I wonder, though, how she’d feel waking up in her twenties to a birthday sign and balloons.
It’s fun to observe differences in my children’s personalities.
On the surface Nine comes across as the more reserved child. A book lover, if we don’t hear her voice for a little while it’s because nine times out of ten she’s curled up in a corner of the house somewhere with a book. As the older child, she doesn’t mind offering her viewpoints on her life but I certainly wouldn’t call her loquacious.
Seven definitely balances her sister’s surface reticence. She’s the quintessential younger child, bubbly, chatty, with an impish grin ever ready. She’s also more temperamental than Nine, exhibiting all of the classic qualities of an artist. One minute she’s sweet and affectionate, ready with a hug and a joke. The next she’s stomping to a corner of the room and declaring that this is “the worst day of my life.”
I find it fascinating, then, that when it comes to trying new things and adventure, Nine jumps in readily. She will approach new situations with a proactive mindset. In those situations her sister still clutches my hand in quiet apprehension. I still have to offer whispered reassurance before she finds her place in a different place.
Seven also thrives on routine. She likes to eat at the same time every day, often gravitates toward the same foods, and notes a change in circumstances with a slight frown. So when we began talking about where she wanted to go for her birthday dinner, she shocked me in the best of ways when she said, “I want to try something new for my birthday dinner.”
“Where do you want to go?” I asked.
“I don’t know,” she said. “I just want to try something new.”
Could it be, I wondered. Had my younger child finally turned a corner in her adherence to all things familiar?
Well, almost. When I suggested she let her dad pick the restaurant, she agreed…and then begged him to do his restaurant hunting with her by his side.

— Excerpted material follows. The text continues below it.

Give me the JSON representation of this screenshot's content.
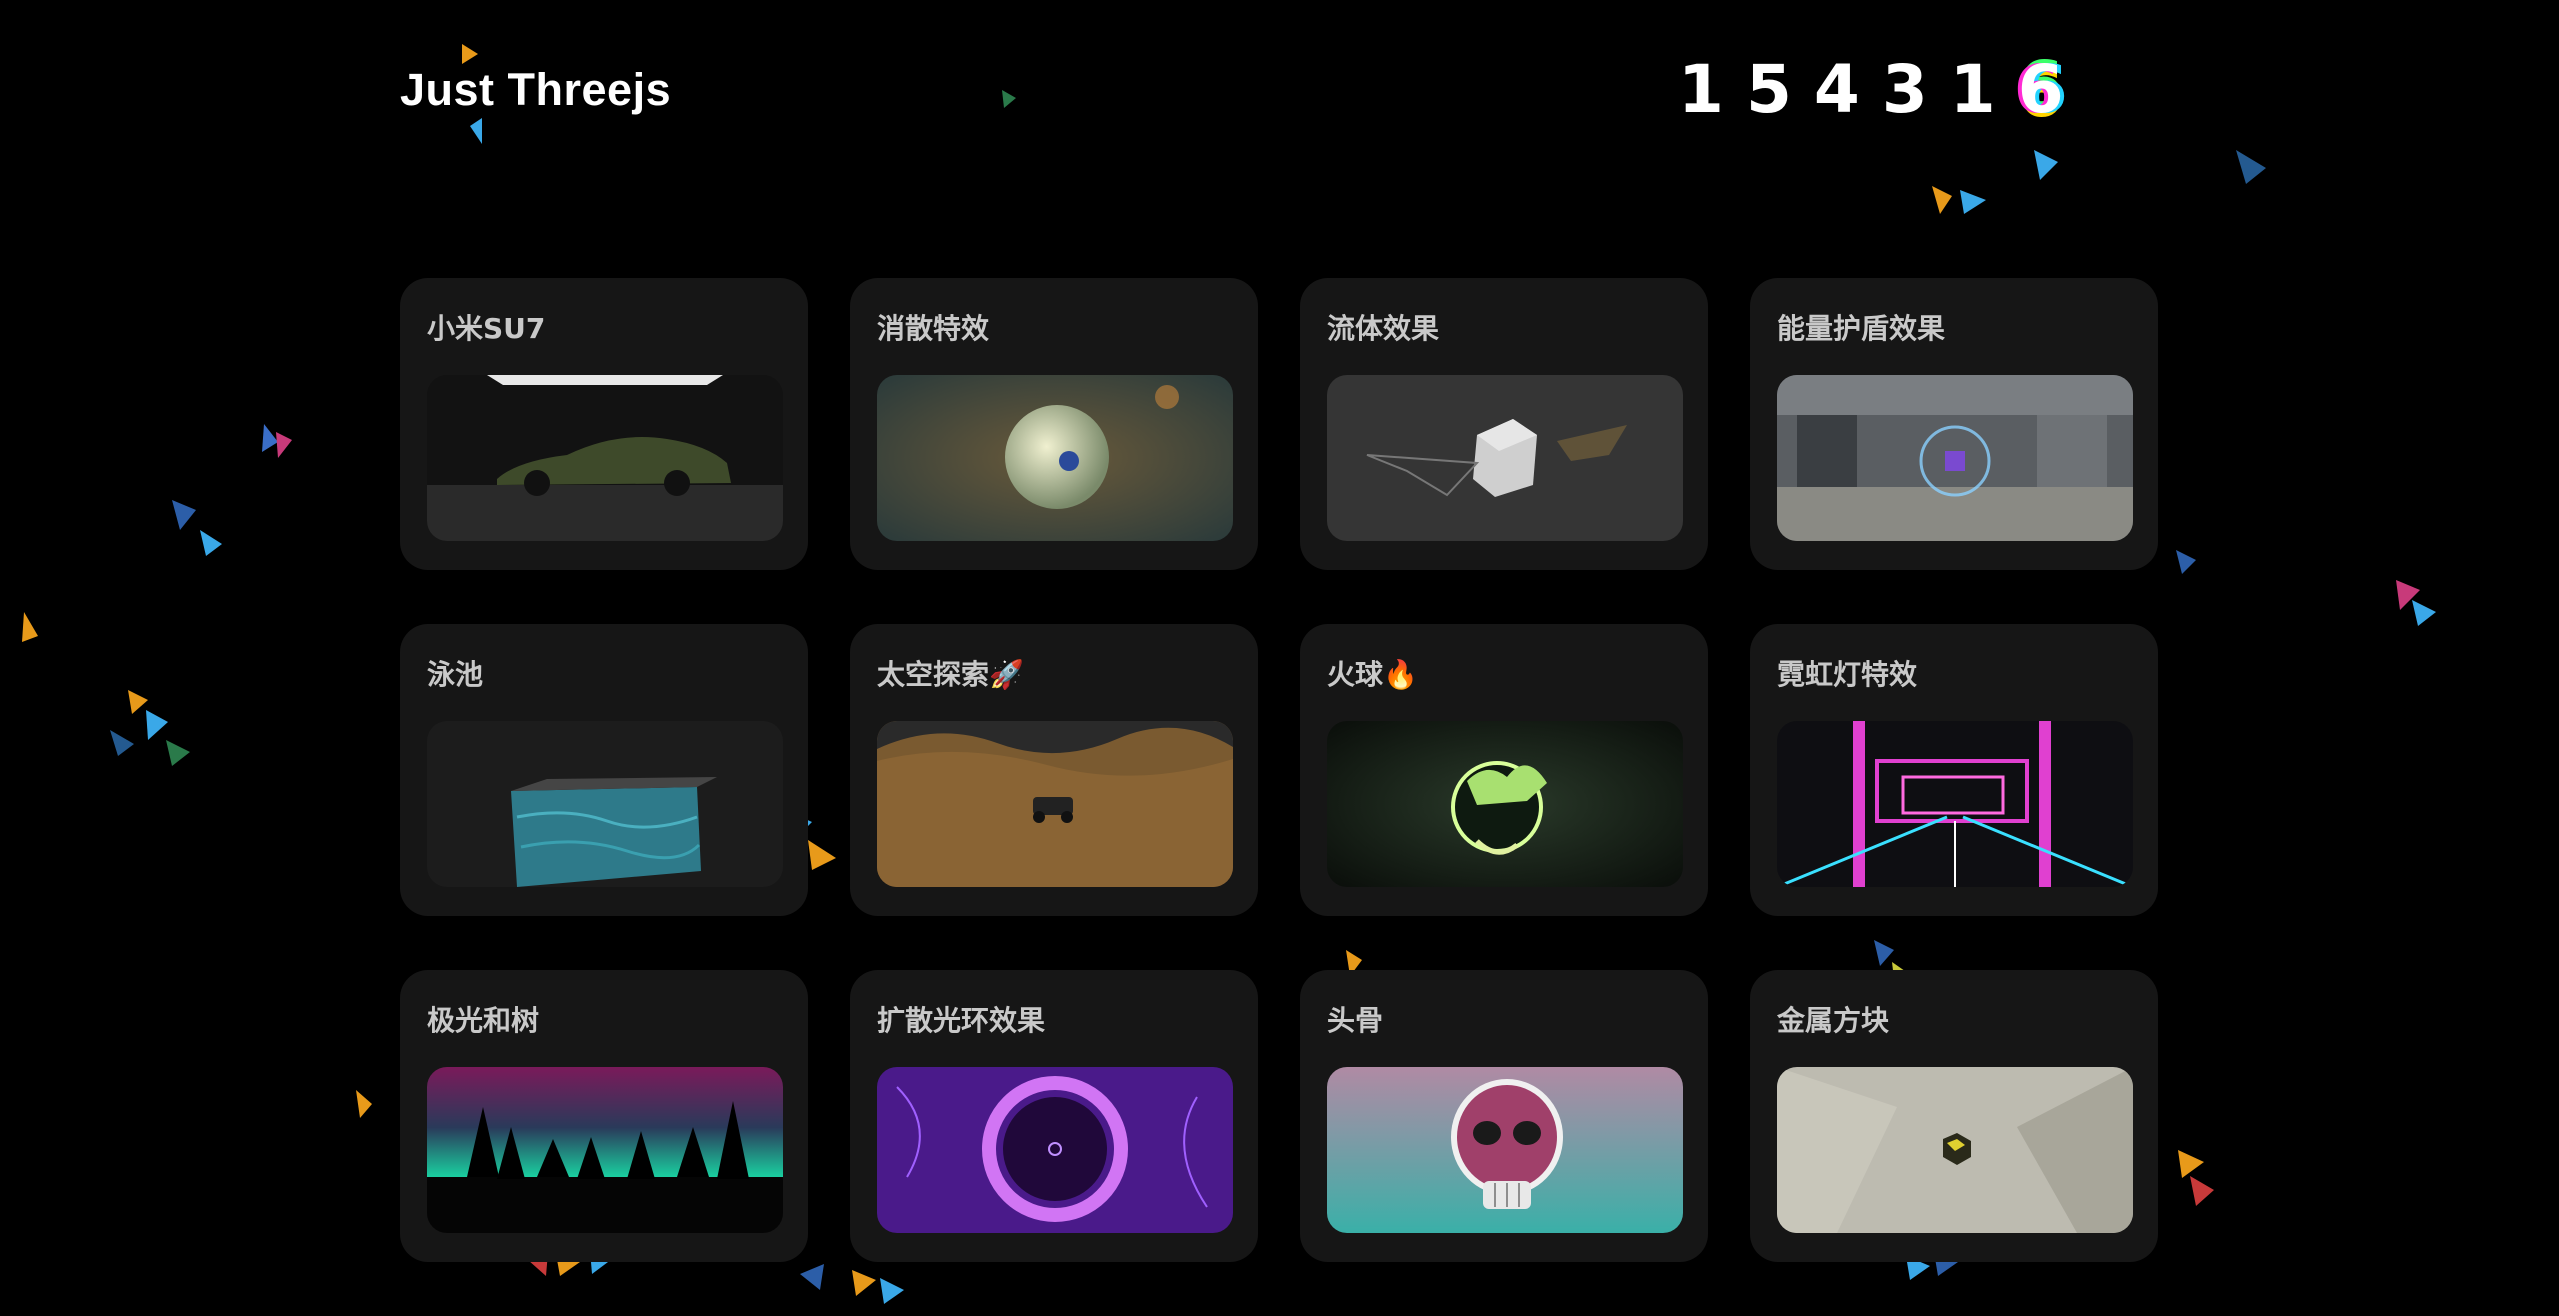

She wanted to know what he would pick before he made a final decision.
So maybe she couldn’t quite make the leap into the world of spontaneity.
My husband had some work to do and promised he would find a place later, which he did. Of course, that was after the kids went to bed. We talked about the restaurant—a place in our quaint downtown to get Mongolian stir fry—and in the morning I offered Seven my biggest smile, hoping it would disarm her enough to accept her dad’s dinner suggestion.

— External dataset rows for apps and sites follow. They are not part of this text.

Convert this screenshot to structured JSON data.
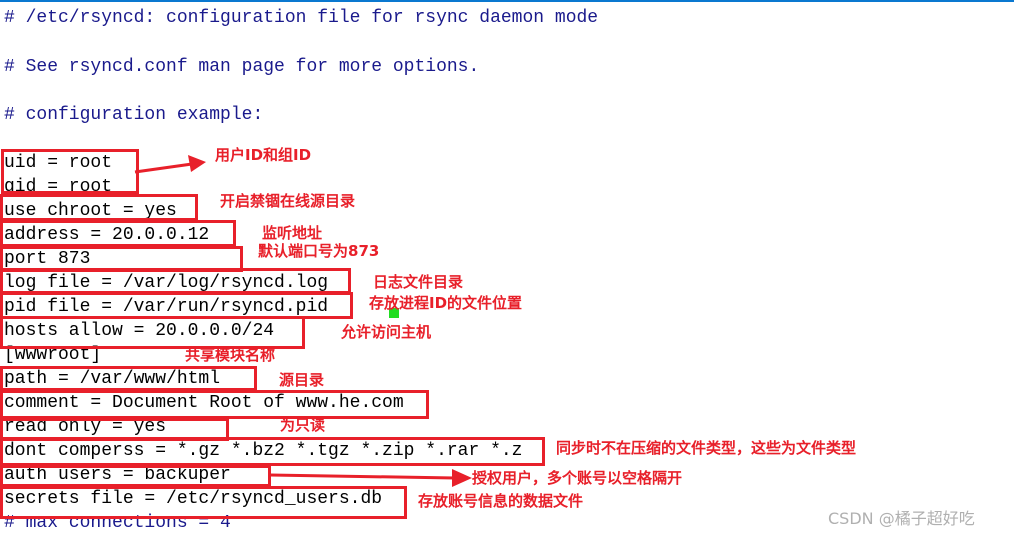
{
  "code_lines": [
    {
      "text": "# /etc/rsyncd: configuration file for rsync daemon mode",
      "type": "comment"
    },
    {
      "text": "# See rsyncd.conf man page for more options.",
      "type": "comment"
    },
    {
      "text": "# configuration example:",
      "type": "comment"
    },
    {
      "text": "uid = root",
      "type": "code"
    },
    {
      "text": "gid = root",
      "type": "code"
    },
    {
      "text": "use chroot = yes",
      "type": "code"
    },
    {
      "text": "address = 20.0.0.12",
      "type": "code"
    },
    {
      "text": "port 873",
      "type": "code"
    },
    {
      "text": "log file = /var/log/rsyncd.log",
      "type": "code"
    },
    {
      "text": "pid file = /var/run/rsyncd.pid",
      "type": "code"
    },
    {
      "text": "hosts allow = 20.0.0.0/24",
      "type": "code"
    },
    {
      "text": "[wwwroot]",
      "type": "code"
    },
    {
      "text": "path = /var/www/html",
      "type": "code"
    },
    {
      "text": "comment = Document Root of www.he.com",
      "type": "code"
    },
    {
      "text": "read only = yes",
      "type": "code"
    },
    {
      "text": "dont comperss = *.gz *.bz2 *.tgz *.zip *.rar *.z",
      "type": "code"
    },
    {
      "text": "auth users = backuper",
      "type": "code"
    },
    {
      "text": "secrets file = /etc/rsyncd_users.db",
      "type": "code"
    },
    {
      "text": "# max connections = 4",
      "type": "comment"
    }
  ],
  "annotations": {
    "uid_gid": "用户ID和组ID",
    "chroot": "开启禁锢在线源目录",
    "address": "监听地址",
    "port": "默认端口号为873",
    "log_file": "日志文件目录",
    "pid_file": "存放进程ID的文件位置",
    "hosts_allow": "允许访问主机",
    "module": "共享模块名称",
    "path": "源目录",
    "read_only": "为只读",
    "dont_compress": "同步时不在压缩的文件类型，这些为文件类型",
    "auth_users": "授权用户，多个账号以空格隔开",
    "secrets_file": "存放账号信息的数据文件"
  },
  "watermark": "CSDN @橘子超好吃",
  "colors": {
    "annotation": "#e8202a",
    "comment": "#1a1a8c",
    "accent_bar": "#0a78d0"
  }
}
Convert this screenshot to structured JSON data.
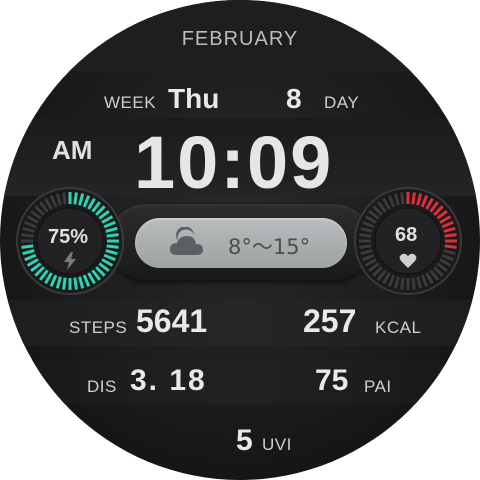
{
  "date": {
    "month": "FEBRUARY",
    "week_label": "WEEK",
    "weekday": "Thu",
    "day_number": "8",
    "day_label": "DAY"
  },
  "time": {
    "period": "AM",
    "value": "10:09"
  },
  "battery": {
    "percent_text": "75%",
    "level": 0.75,
    "color": "#2fd3b4",
    "icon": "lightning-bolt-icon"
  },
  "weather": {
    "range_text": "8°～15°",
    "icon": "cloudy-night-icon",
    "pill_color": "#aeb2b3"
  },
  "heart_rate": {
    "value": "68",
    "level": 0.3,
    "color": "#d8313c",
    "icon": "heart-icon"
  },
  "stats": {
    "steps_label": "STEPS",
    "steps_value": "5641",
    "kcal_value": "257",
    "kcal_label": "KCAL",
    "dis_label": "DIS",
    "dis_value": "3. 18",
    "pai_value": "75",
    "pai_label": "PAI",
    "uvi_value": "5",
    "uvi_label": "UVI"
  }
}
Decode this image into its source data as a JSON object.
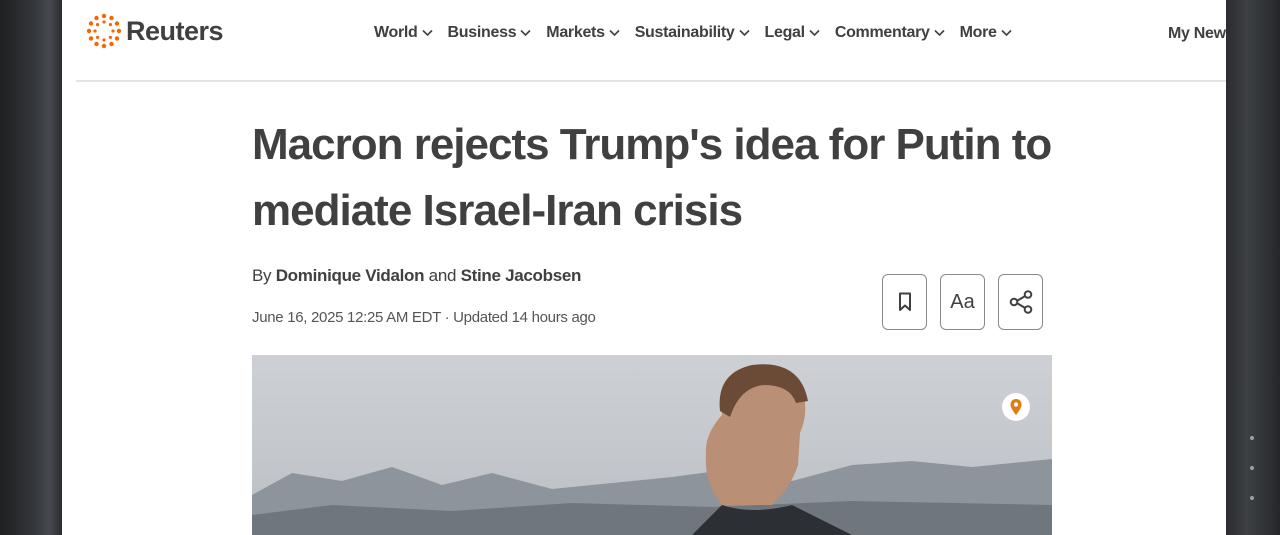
{
  "site": {
    "name": "Reuters",
    "brand_color": "#fa6400"
  },
  "nav": {
    "items": [
      {
        "label": "World"
      },
      {
        "label": "Business"
      },
      {
        "label": "Markets"
      },
      {
        "label": "Sustainability"
      },
      {
        "label": "Legal"
      },
      {
        "label": "Commentary"
      },
      {
        "label": "More"
      }
    ],
    "my_news": "My News"
  },
  "article": {
    "headline": "Macron rejects Trump's idea for Putin to mediate Israel-Iran crisis",
    "byline": {
      "prefix": "By",
      "author1": "Dominique Vidalon",
      "connector": "and",
      "author2": "Stine Jacobsen"
    },
    "date": "June 16, 2025 12:25 AM EDT · Updated 14 hours ago",
    "tools": {
      "bookmark_icon": "bookmark-icon",
      "text_size_label": "Aa",
      "share_icon": "share-icon"
    },
    "hero_image": {
      "location_icon": "location-pin-icon"
    }
  }
}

“Mongolian stir fry?” she asked, wrinkling her nose. “What’s that?”
I explained, and she felt a little better. When we got to the restaurant later and she declared her dinner a success, my husband teased her that he should get all the credit for the success. Seven didn’t hesitate to roll her eyes.
In another surprising departure, Seven decided she didn’t want a birthday cake this year. She opted to go out for ice cream after dinner instead, which again surprised me. For all the years before this one, I’ve enjoyed watching Seven’s face glow as brightly as the candles on the mini cakes we would pick up from various bakeries in town. But this year she decided to do something completely different, and it makes me happy to know that she feels confident and brave enough to explore new options. To experiment.
To go on adventures. After all, isn’t that part of what growing up is all about?